- [About this exercise] Below are some records. Print all of them exactly as they appear.

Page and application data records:
== Segment start ==

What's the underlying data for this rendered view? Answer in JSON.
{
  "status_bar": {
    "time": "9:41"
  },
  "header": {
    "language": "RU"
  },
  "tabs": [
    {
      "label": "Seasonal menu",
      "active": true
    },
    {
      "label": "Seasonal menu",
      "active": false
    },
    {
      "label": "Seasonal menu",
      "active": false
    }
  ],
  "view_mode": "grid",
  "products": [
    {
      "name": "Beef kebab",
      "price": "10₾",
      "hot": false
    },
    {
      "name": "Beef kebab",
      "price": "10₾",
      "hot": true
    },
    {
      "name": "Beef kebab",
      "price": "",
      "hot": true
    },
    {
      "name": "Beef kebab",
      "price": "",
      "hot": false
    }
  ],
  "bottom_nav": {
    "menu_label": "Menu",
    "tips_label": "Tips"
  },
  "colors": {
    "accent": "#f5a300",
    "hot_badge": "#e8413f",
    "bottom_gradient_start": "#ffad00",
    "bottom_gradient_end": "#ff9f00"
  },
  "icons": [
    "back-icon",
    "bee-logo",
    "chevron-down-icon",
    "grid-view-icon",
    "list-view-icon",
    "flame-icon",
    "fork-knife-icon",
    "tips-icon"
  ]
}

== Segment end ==

- [Solution for this exercise]
What's the underlying data for this rendered view? Answer in JSON.
{
  "status_bar": {
    "time": "9:41"
  },
  "header": {
    "language": "RU"
  },
  "tabs": [
    {
      "label": "Seasonal menu",
      "active": true
    },
    {
      "label": "Seasonal menu",
      "active": false
    },
    {
      "label": "Seasonal menu",
      "active": false
    }
  ],
  "view_mode": "grid",
  "products": [
    {
      "name": "Beef kebab",
      "price": "10₾",
      "hot": false
    },
    {
      "name": "Beef kebab",
      "price": "10₾",
      "hot": true
    },
    {
      "name": "Beef kebab",
      "price": "",
      "hot": true
    },
    {
      "name": "Beef kebab",
      "price": "",
      "hot": false
    }
  ],
  "bottom_nav": {
    "menu_label": "Menu",
    "tips_label": "Tips"
  },
  "colors": {
    "accent": "#f5a300",
    "hot_badge": "#e8413f",
    "bottom_gradient_start": "#ffad00",
    "bottom_gradient_end": "#ff9f00"
  },
  "icons": [
    "back-icon",
    "bee-logo",
    "chevron-down-icon",
    "grid-view-icon",
    "list-view-icon",
    "flame-icon",
    "fork-knife-icon",
    "tips-icon"
  ]
}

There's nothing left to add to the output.